What is a Stevenson's Screen? How is the design
Stevenson screen is an old term for a pleated wood
enclosure that held weather instruments. The enclosure
was painted white to reduce the effects of heating by solar
radiation (which would affect the weather measurements) and
the pleats allowed wind to flow through the enclosure to
maintain close to ambient conditions.
The Stevenson screen was the standard enclosure for housing
National Weather Service Instruments for many years, until
aspirated shields came into use for temperature and humidity
You can see the traditional Stevenson screen at
and a slightly more modern one and history of the device at
David R. Cook
Climate Research Section
Environmental Science Division
Argonne National Laboratory
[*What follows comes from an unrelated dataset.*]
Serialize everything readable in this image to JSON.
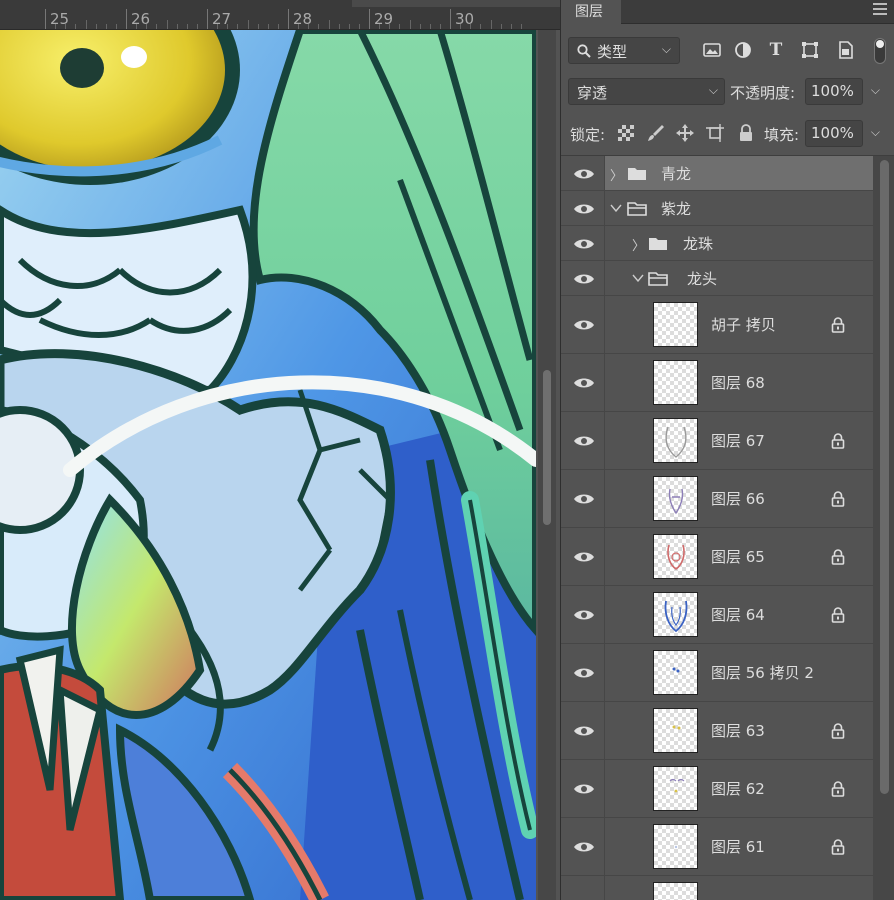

A "Stevenson's screen" invented by the father of author Robert Louis
Stevenson, is a louvered box to house thermometers and possibly
other weather-measuring devices to protect them from "false"
readings due to the direct impingement by sunlight and/or wind. If
you "Google" search the term "Stevenson's screen" you will find many
sites describing the designs and functions of these devices.
Click here to return to the Weather Archives
Update: June 2012